_Work task_: Please find how many lines of the data contain the string "this", and respond with that number only.

[Records from a data source]
■ ■ ■ ■
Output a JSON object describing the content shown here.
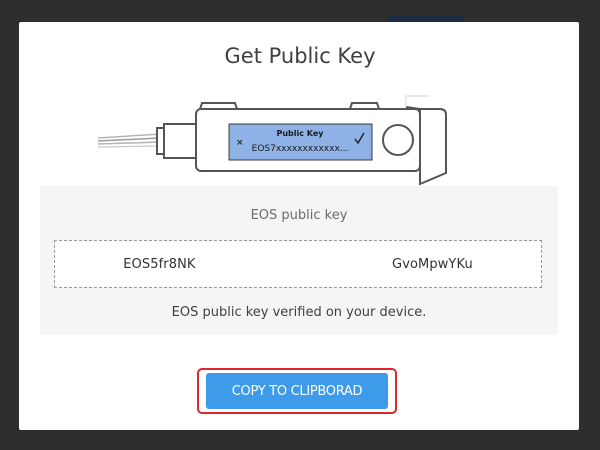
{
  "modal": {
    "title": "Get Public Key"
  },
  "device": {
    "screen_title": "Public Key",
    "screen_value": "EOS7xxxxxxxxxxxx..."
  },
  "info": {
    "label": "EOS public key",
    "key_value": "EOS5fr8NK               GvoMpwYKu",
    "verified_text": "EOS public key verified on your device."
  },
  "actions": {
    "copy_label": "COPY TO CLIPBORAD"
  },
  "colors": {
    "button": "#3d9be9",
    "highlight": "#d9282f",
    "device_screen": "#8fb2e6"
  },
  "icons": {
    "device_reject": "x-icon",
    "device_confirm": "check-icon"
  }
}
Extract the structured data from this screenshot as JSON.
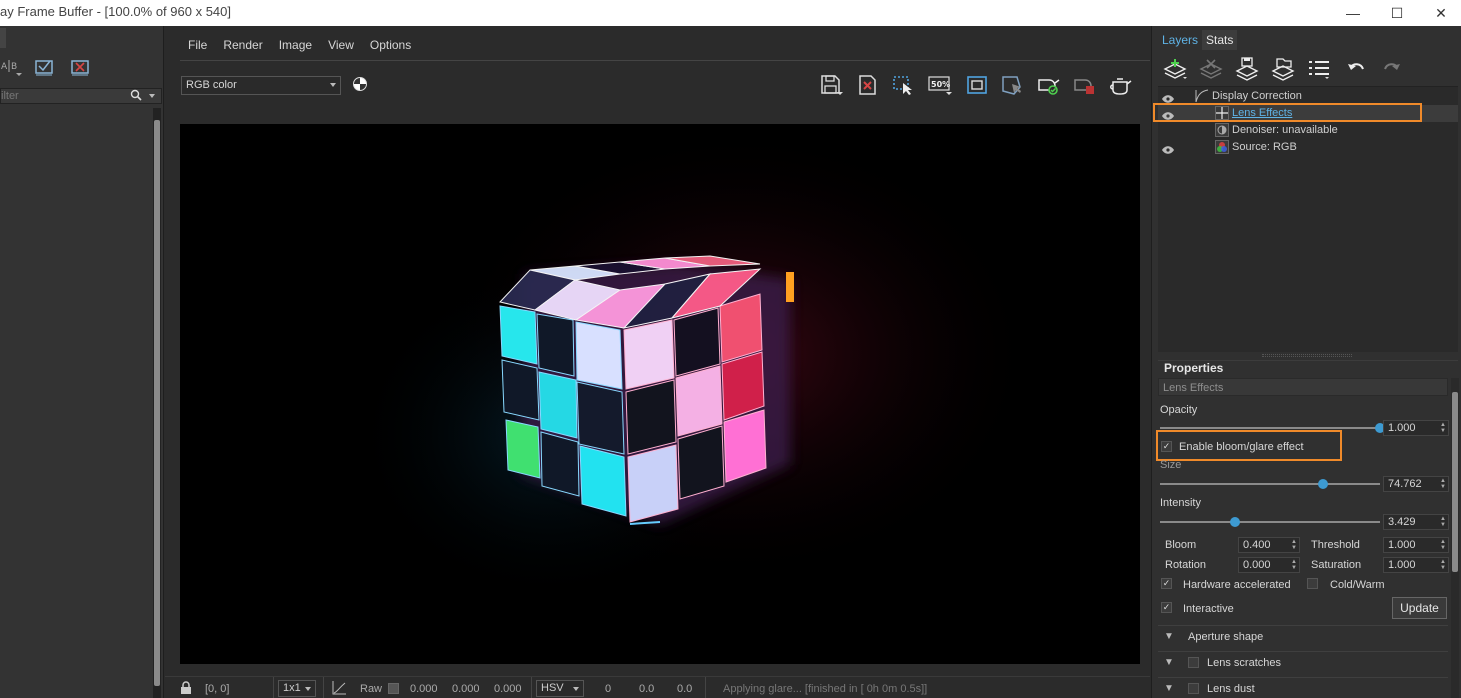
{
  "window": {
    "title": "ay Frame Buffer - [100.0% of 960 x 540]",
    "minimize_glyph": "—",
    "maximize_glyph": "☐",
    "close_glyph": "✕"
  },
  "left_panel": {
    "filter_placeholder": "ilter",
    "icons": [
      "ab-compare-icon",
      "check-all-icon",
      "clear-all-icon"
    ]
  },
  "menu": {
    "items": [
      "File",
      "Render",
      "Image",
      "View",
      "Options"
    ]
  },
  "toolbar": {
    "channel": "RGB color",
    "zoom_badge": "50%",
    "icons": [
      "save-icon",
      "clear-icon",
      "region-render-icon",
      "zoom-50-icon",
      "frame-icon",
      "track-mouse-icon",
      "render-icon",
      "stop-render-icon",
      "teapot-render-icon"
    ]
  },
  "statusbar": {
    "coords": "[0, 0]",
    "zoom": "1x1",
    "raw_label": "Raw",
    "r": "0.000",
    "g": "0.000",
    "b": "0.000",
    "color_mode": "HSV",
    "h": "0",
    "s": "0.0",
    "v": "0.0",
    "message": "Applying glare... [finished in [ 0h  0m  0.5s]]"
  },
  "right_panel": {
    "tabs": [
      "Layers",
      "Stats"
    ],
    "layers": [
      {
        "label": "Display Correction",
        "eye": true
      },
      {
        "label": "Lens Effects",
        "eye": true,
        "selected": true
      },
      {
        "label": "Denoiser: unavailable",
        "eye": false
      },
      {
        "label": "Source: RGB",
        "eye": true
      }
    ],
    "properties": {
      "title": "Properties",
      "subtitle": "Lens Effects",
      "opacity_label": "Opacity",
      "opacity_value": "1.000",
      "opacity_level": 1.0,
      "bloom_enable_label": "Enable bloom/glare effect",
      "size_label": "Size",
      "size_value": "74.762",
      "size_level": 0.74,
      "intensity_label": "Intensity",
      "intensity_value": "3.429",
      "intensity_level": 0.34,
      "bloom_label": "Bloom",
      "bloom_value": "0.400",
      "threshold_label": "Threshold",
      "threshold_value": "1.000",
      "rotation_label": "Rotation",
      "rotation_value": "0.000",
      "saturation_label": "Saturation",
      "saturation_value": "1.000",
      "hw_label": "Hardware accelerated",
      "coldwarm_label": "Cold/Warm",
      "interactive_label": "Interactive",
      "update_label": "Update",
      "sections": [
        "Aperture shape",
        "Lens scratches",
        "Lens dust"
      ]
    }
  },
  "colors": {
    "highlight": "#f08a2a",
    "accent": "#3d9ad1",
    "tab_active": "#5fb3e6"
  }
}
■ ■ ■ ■
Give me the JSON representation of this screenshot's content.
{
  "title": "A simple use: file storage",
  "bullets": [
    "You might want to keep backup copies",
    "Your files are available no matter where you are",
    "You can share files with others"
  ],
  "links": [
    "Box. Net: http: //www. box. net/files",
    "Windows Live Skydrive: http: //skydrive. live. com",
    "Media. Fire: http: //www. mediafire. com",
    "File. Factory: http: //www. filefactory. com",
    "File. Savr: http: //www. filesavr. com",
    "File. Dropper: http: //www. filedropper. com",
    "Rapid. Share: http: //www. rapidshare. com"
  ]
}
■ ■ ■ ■
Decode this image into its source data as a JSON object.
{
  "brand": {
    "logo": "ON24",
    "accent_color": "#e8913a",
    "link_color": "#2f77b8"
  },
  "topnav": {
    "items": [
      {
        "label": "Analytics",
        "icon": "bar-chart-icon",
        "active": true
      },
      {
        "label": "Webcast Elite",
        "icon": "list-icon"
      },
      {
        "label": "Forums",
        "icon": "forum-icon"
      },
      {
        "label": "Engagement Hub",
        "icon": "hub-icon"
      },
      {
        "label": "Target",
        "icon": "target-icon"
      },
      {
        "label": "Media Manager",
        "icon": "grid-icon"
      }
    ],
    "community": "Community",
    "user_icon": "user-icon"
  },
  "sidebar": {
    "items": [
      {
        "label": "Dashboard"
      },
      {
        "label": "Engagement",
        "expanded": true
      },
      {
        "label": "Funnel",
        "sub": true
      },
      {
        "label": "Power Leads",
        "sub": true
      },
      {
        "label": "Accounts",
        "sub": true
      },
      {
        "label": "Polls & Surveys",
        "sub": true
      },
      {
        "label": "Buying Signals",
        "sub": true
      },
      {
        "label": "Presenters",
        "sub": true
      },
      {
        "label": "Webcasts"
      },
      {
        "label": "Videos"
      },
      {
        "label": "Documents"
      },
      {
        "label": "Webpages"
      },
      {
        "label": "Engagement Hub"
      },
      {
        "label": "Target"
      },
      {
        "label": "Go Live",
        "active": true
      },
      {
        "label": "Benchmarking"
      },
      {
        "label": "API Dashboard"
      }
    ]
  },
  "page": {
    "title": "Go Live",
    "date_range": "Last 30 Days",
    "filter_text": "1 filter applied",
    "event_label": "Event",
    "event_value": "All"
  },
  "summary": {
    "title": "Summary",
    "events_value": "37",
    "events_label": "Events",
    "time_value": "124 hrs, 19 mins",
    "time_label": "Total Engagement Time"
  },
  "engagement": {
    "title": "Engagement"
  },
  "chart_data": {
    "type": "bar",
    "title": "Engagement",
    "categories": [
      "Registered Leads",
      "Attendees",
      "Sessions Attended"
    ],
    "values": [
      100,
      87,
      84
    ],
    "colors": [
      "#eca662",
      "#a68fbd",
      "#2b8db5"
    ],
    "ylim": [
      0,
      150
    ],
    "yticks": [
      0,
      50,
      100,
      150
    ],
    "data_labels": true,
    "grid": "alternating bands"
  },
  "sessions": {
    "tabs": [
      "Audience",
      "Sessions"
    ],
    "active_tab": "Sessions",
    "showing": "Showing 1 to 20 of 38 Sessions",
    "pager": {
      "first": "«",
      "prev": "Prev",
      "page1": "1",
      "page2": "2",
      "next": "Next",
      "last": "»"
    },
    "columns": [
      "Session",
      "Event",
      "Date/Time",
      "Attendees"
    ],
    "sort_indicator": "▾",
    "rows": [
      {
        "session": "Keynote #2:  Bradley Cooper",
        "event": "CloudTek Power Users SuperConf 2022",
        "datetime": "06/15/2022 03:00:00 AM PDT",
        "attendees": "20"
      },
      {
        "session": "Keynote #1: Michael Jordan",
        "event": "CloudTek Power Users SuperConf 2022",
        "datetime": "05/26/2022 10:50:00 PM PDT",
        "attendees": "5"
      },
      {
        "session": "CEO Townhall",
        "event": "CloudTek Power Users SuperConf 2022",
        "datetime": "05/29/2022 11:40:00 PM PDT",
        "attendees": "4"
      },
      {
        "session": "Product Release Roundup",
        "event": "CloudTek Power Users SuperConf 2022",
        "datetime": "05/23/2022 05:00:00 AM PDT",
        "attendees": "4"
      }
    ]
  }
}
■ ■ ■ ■
_Answer for the task_: 3